##### SUPPLIED RECORDS

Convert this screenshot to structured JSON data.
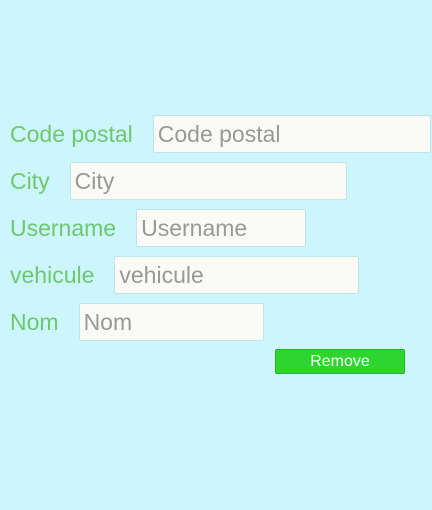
{
  "form": {
    "fields": [
      {
        "label": "Code postal",
        "placeholder": "Code postal",
        "value": ""
      },
      {
        "label": "City",
        "placeholder": "City",
        "value": ""
      },
      {
        "label": "Username",
        "placeholder": "Username",
        "value": ""
      },
      {
        "label": "vehicule",
        "placeholder": "vehicule",
        "value": ""
      },
      {
        "label": "Nom",
        "placeholder": "Nom",
        "value": ""
      }
    ],
    "remove_label": "Remove"
  },
  "colors": {
    "background": "#ccf6fc",
    "label_text": "#6fc86f",
    "field_background": "#fafaf7",
    "placeholder_text": "#999999",
    "button_background": "#2ed52e",
    "button_text": "#ffffff"
  }
}
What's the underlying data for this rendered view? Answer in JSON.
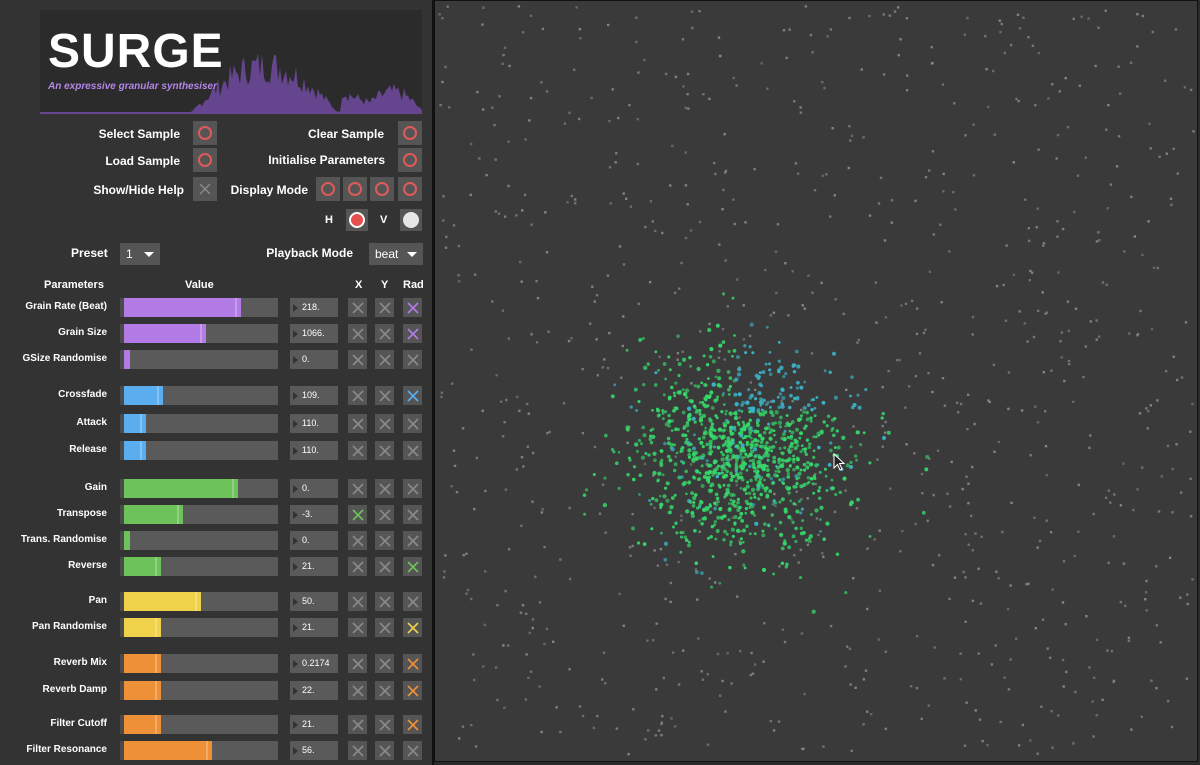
{
  "app": {
    "title": "SURGE",
    "subtitle": "An expressive granular synthesiser"
  },
  "controls": {
    "select_sample": "Select Sample",
    "clear_sample": "Clear Sample",
    "load_sample": "Load Sample",
    "initialise_parameters": "Initialise Parameters",
    "show_hide_help": "Show/Hide Help",
    "display_mode": "Display Mode",
    "h_label": "H",
    "v_label": "V",
    "preset_label": "Preset",
    "preset_value": "1",
    "playback_mode_label": "Playback Mode",
    "playback_mode_value": "beat"
  },
  "table_headers": {
    "parameters": "Parameters",
    "value": "Value",
    "x": "X",
    "y": "Y",
    "rad": "Rad"
  },
  "colors": {
    "purple": "#b37be6",
    "blue": "#5aaef0",
    "green": "#6ec25a",
    "yellow": "#f0d24a",
    "orange": "#ee9038",
    "ring_red": "#e05a5a"
  },
  "parameters": [
    {
      "name": "Grain Rate (Beat)",
      "value": "218.",
      "fill": 0.76,
      "color": "purple",
      "x": false,
      "y": false,
      "rad": true
    },
    {
      "name": "Grain Size",
      "value": "1066.",
      "fill": 0.53,
      "color": "purple",
      "x": false,
      "y": false,
      "rad": true
    },
    {
      "name": "GSize Randomise",
      "value": "0.",
      "fill": 0.04,
      "color": "purple",
      "x": false,
      "y": false,
      "rad": false
    },
    {
      "name": "Crossfade",
      "value": "109.",
      "fill": 0.25,
      "color": "blue",
      "x": false,
      "y": false,
      "rad": true
    },
    {
      "name": "Attack",
      "value": "110.",
      "fill": 0.14,
      "color": "blue",
      "x": false,
      "y": false,
      "rad": false
    },
    {
      "name": "Release",
      "value": "110.",
      "fill": 0.14,
      "color": "blue",
      "x": false,
      "y": false,
      "rad": false
    },
    {
      "name": "Gain",
      "value": "0.",
      "fill": 0.74,
      "color": "green",
      "x": false,
      "y": false,
      "rad": false
    },
    {
      "name": "Transpose",
      "value": "-3.",
      "fill": 0.38,
      "color": "green",
      "x": true,
      "y": false,
      "rad": false
    },
    {
      "name": "Trans. Randomise",
      "value": "0.",
      "fill": 0.04,
      "color": "green",
      "x": false,
      "y": false,
      "rad": false
    },
    {
      "name": "Reverse",
      "value": "21.",
      "fill": 0.24,
      "color": "green",
      "x": false,
      "y": false,
      "rad": true
    },
    {
      "name": "Pan",
      "value": "50.",
      "fill": 0.5,
      "color": "yellow",
      "x": false,
      "y": false,
      "rad": false
    },
    {
      "name": "Pan Randomise",
      "value": "21.",
      "fill": 0.24,
      "color": "yellow",
      "x": false,
      "y": false,
      "rad": true
    },
    {
      "name": "Reverb Mix",
      "value": "0.2174",
      "fill": 0.24,
      "color": "orange",
      "x": false,
      "y": false,
      "rad": true
    },
    {
      "name": "Reverb Damp",
      "value": "22.",
      "fill": 0.24,
      "color": "orange",
      "x": false,
      "y": false,
      "rad": true
    },
    {
      "name": "Filter Cutoff",
      "value": "21.",
      "fill": 0.24,
      "color": "orange",
      "x": false,
      "y": false,
      "rad": true
    },
    {
      "name": "Filter Resonance",
      "value": "56.",
      "fill": 0.57,
      "color": "orange",
      "x": false,
      "y": false,
      "rad": false
    }
  ],
  "visualizer": {
    "grain_color_main": "#35d96a",
    "grain_color_accent": "#3bb4c9",
    "background_point_color": "#8a8a8a"
  }
}
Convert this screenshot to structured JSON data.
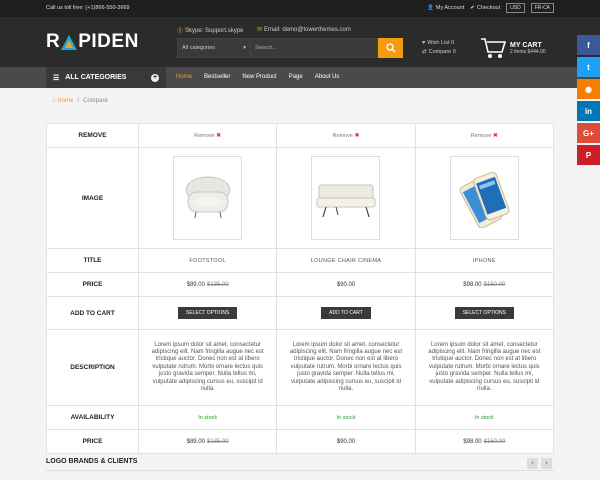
{
  "topbar": {
    "phone": "Call us toll free: (+1)866-550-3669",
    "my_account": "My Account",
    "checkout": "Checkout",
    "currency": "USD",
    "language": "FR-CA"
  },
  "header": {
    "logo_left": "R",
    "logo_right": "PIDEN",
    "skype": "Skype: Support.skype",
    "email": "Email: demo@towerthemes.com",
    "category_select": "All categories",
    "search_placeholder": "Search...",
    "wishlist": "Wish List 0",
    "compare": "Compare 0",
    "cart_title": "MY CART",
    "cart_summary": "2 items $444.00"
  },
  "nav": {
    "all_categories": "ALL CATEGORIES",
    "items": [
      "Home",
      "Bestseller",
      "New Product",
      "Page",
      "About Us"
    ]
  },
  "breadcrumb": {
    "home": "Home",
    "sep": "/",
    "current": "Compare"
  },
  "compare": {
    "labels": {
      "remove": "REMOVE",
      "image": "IMAGE",
      "title": "TITLE",
      "price": "PRICE",
      "add_to_cart": "ADD TO CART",
      "description": "DESCRIPTION",
      "availability": "AVAILABILITY",
      "price2": "PRICE"
    },
    "remove_text": "Remove",
    "button_text": "SELECT OPTIONS",
    "products": [
      {
        "title": "FOOTSTOOL",
        "price": "$89.00",
        "old_price": "$135.00",
        "button": "SELECT OPTIONS",
        "description": "Lorem ipsum dolor sit amet, consectetur adipiscing elit. Nam fringilla augue nec est tristique auctor. Donec non est at libero vulputate rutrum. Morbi ornare lectus quis justo gravida semper. Nulla tellus mi, vulputate adipiscing cursus eu, suscipit id nulla.",
        "availability": "In stock"
      },
      {
        "title": "LOUNGE CHAIR CINEMA",
        "price": "$90.00",
        "old_price": "",
        "button": "ADD TO CART",
        "description": "Lorem ipsum dolor sit amet, consectetur adipiscing elit. Nam fringilla augue nec est tristique auctor. Donec non est at libero vulputate rutrum. Morbi ornare lectus quis justo gravida semper. Nulla tellus mi, vulputate adipiscing cursus eu, suscipit id nulla.",
        "availability": "In stock"
      },
      {
        "title": "IPHONE",
        "price": "$98.00",
        "old_price": "$150.00",
        "button": "SELECT OPTIONS",
        "description": "Lorem ipsum dolor sit amet, consectetur adipiscing elit. Nam fringilla augue nec est tristique auctor. Donec non est at libero vulputate rutrum. Morbi ornare lectus quis justo gravida semper. Nulla tellus mi, vulputate adipiscing cursus eu, suscipit id nulla.",
        "availability": "In stock"
      }
    ]
  },
  "brands": {
    "title": "LOGO BRANDS & CLIENTS"
  },
  "social": [
    {
      "icon": "facebook-icon",
      "glyph": "f",
      "color": "#3b5998"
    },
    {
      "icon": "twitter-icon",
      "glyph": "t",
      "color": "#1da1f2"
    },
    {
      "icon": "rss-icon",
      "glyph": "◉",
      "color": "#f57d00"
    },
    {
      "icon": "linkedin-icon",
      "glyph": "in",
      "color": "#0077b5"
    },
    {
      "icon": "googleplus-icon",
      "glyph": "G+",
      "color": "#dd4b39"
    },
    {
      "icon": "pinterest-icon",
      "glyph": "P",
      "color": "#cb2027"
    }
  ],
  "colors": {
    "accent": "#f39c12",
    "dark": "#2b2b2b",
    "stock": "#2b9a2b"
  }
}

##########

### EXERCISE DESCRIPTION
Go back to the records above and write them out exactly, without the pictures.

### EXERCISE OUTPUT
Convert this screenshot to structured JSON data.
{
  "form": {
    "fields": [
      {
        "label": "Code postal",
        "placeholder": "Code postal",
        "value": ""
      },
      {
        "label": "City",
        "placeholder": "City",
        "value": ""
      },
      {
        "label": "Username",
        "placeholder": "Username",
        "value": ""
      },
      {
        "label": "vehicule",
        "placeholder": "vehicule",
        "value": ""
      },
      {
        "label": "Nom",
        "placeholder": "Nom",
        "value": ""
      }
    ],
    "remove_label": "Remove"
  },
  "colors": {
    "background": "#ccf6fc",
    "label_text": "#6fc86f",
    "field_background": "#fafaf7",
    "placeholder_text": "#999999",
    "button_background": "#2ed52e",
    "button_text": "#ffffff"
  }
}
What's the underlying data for this rendered view? Answer in JSON.
{
  "app": {
    "title": "SURGE",
    "subtitle": "An expressive granular synthesiser"
  },
  "controls": {
    "select_sample": "Select Sample",
    "clear_sample": "Clear Sample",
    "load_sample": "Load Sample",
    "initialise_parameters": "Initialise Parameters",
    "show_hide_help": "Show/Hide Help",
    "display_mode": "Display Mode",
    "h_label": "H",
    "v_label": "V",
    "preset_label": "Preset",
    "preset_value": "1",
    "playback_mode_label": "Playback Mode",
    "playback_mode_value": "beat"
  },
  "table_headers": {
    "parameters": "Parameters",
    "value": "Value",
    "x": "X",
    "y": "Y",
    "rad": "Rad"
  },
  "colors": {
    "purple": "#b37be6",
    "blue": "#5aaef0",
    "green": "#6ec25a",
    "yellow": "#f0d24a",
    "orange": "#ee9038",
    "ring_red": "#e05a5a"
  },
  "parameters": [
    {
      "name": "Grain Rate (Beat)",
      "value": "218.",
      "fill": 0.76,
      "color": "purple",
      "x": false,
      "y": false,
      "rad": true
    },
    {
      "name": "Grain Size",
      "value": "1066.",
      "fill": 0.53,
      "color": "purple",
      "x": false,
      "y": false,
      "rad": true
    },
    {
      "name": "GSize Randomise",
      "value": "0.",
      "fill": 0.04,
      "color": "purple",
      "x": false,
      "y": false,
      "rad": false
    },
    {
      "name": "Crossfade",
      "value": "109.",
      "fill": 0.25,
      "color": "blue",
      "x": false,
      "y": false,
      "rad": true
    },
    {
      "name": "Attack",
      "value": "110.",
      "fill": 0.14,
      "color": "blue",
      "x": false,
      "y": false,
      "rad": false
    },
    {
      "name": "Release",
      "value": "110.",
      "fill": 0.14,
      "color": "blue",
      "x": false,
      "y": false,
      "rad": false
    },
    {
      "name": "Gain",
      "value": "0.",
      "fill": 0.74,
      "color": "green",
      "x": false,
      "y": false,
      "rad": false
    },
    {
      "name": "Transpose",
      "value": "-3.",
      "fill": 0.38,
      "color": "green",
      "x": true,
      "y": false,
      "rad": false
    },
    {
      "name": "Trans. Randomise",
      "value": "0.",
      "fill": 0.04,
      "color": "green",
      "x": false,
      "y": false,
      "rad": false
    },
    {
      "name": "Reverse",
      "value": "21.",
      "fill": 0.24,
      "color": "green",
      "x": false,
      "y": false,
      "rad": true
    },
    {
      "name": "Pan",
      "value": "50.",
      "fill": 0.5,
      "color": "yellow",
      "x": false,
      "y": false,
      "rad": false
    },
    {
      "name": "Pan Randomise",
      "value": "21.",
      "fill": 0.24,
      "color": "yellow",
      "x": false,
      "y": false,
      "rad": true
    },
    {
      "name": "Reverb Mix",
      "value": "0.2174",
      "fill": 0.24,
      "color": "orange",
      "x": false,
      "y": false,
      "rad": true
    },
    {
      "name": "Reverb Damp",
      "value": "22.",
      "fill": 0.24,
      "color": "orange",
      "x": false,
      "y": false,
      "rad": true
    },
    {
      "name": "Filter Cutoff",
      "value": "21.",
      "fill": 0.24,
      "color": "orange",
      "x": false,
      "y": false,
      "rad": true
    },
    {
      "name": "Filter Resonance",
      "value": "56.",
      "fill": 0.57,
      "color": "orange",
      "x": false,
      "y": false,
      "rad": false
    }
  ],
  "visualizer": {
    "grain_color_main": "#35d96a",
    "grain_color_accent": "#3bb4c9",
    "background_point_color": "#8a8a8a"
  }
}
Convert this screenshot to structured JSON data.
{
  "topbar": {
    "phone": "Call us toll free: (+1)866-550-3669",
    "my_account": "My Account",
    "checkout": "Checkout",
    "currency": "USD",
    "language": "FR-CA"
  },
  "header": {
    "logo_left": "R",
    "logo_right": "PIDEN",
    "skype": "Skype: Support.skype",
    "email": "Email: demo@towerthemes.com",
    "category_select": "All categories",
    "search_placeholder": "Search...",
    "wishlist": "Wish List 0",
    "compare": "Compare 0",
    "cart_title": "MY CART",
    "cart_summary": "2 items $444.00"
  },
  "nav": {
    "all_categories": "ALL CATEGORIES",
    "items": [
      "Home",
      "Bestseller",
      "New Product",
      "Page",
      "About Us"
    ]
  },
  "breadcrumb": {
    "home": "Home",
    "sep": "/",
    "current": "Compare"
  },
  "compare": {
    "labels": {
      "remove": "REMOVE",
      "image": "IMAGE",
      "title": "TITLE",
      "price": "PRICE",
      "add_to_cart": "ADD TO CART",
      "description": "DESCRIPTION",
      "availability": "AVAILABILITY",
      "price2": "PRICE"
    },
    "remove_text": "Remove",
    "button_text": "SELECT OPTIONS",
    "products": [
      {
        "title": "FOOTSTOOL",
        "price": "$89.00",
        "old_price": "$135.00",
        "button": "SELECT OPTIONS",
        "description": "Lorem ipsum dolor sit amet, consectetur adipiscing elit. Nam fringilla augue nec est tristique auctor. Donec non est at libero vulputate rutrum. Morbi ornare lectus quis justo gravida semper. Nulla tellus mi, vulputate adipiscing cursus eu, suscipit id nulla.",
        "availability": "In stock"
      },
      {
        "title": "LOUNGE CHAIR CINEMA",
        "price": "$90.00",
        "old_price": "",
        "button": "ADD TO CART",
        "description": "Lorem ipsum dolor sit amet, consectetur adipiscing elit. Nam fringilla augue nec est tristique auctor. Donec non est at libero vulputate rutrum. Morbi ornare lectus quis justo gravida semper. Nulla tellus mi, vulputate adipiscing cursus eu, suscipit id nulla.",
        "availability": "In stock"
      },
      {
        "title": "IPHONE",
        "price": "$98.00",
        "old_price": "$150.00",
        "button": "SELECT OPTIONS",
        "description": "Lorem ipsum dolor sit amet, consectetur adipiscing elit. Nam fringilla augue nec est tristique auctor. Donec non est at libero vulputate rutrum. Morbi ornare lectus quis justo gravida semper. Nulla tellus mi, vulputate adipiscing cursus eu, suscipit id nulla.",
        "availability": "In stock"
      }
    ]
  },
  "brands": {
    "title": "LOGO BRANDS & CLIENTS"
  },
  "social": [
    {
      "icon": "facebook-icon",
      "glyph": "f",
      "color": "#3b5998"
    },
    {
      "icon": "twitter-icon",
      "glyph": "t",
      "color": "#1da1f2"
    },
    {
      "icon": "rss-icon",
      "glyph": "◉",
      "color": "#f57d00"
    },
    {
      "icon": "linkedin-icon",
      "glyph": "in",
      "color": "#0077b5"
    },
    {
      "icon": "googleplus-icon",
      "glyph": "G+",
      "color": "#dd4b39"
    },
    {
      "icon": "pinterest-icon",
      "glyph": "P",
      "color": "#cb2027"
    }
  ],
  "colors": {
    "accent": "#f39c12",
    "dark": "#2b2b2b",
    "stock": "#2b9a2b"
  }
}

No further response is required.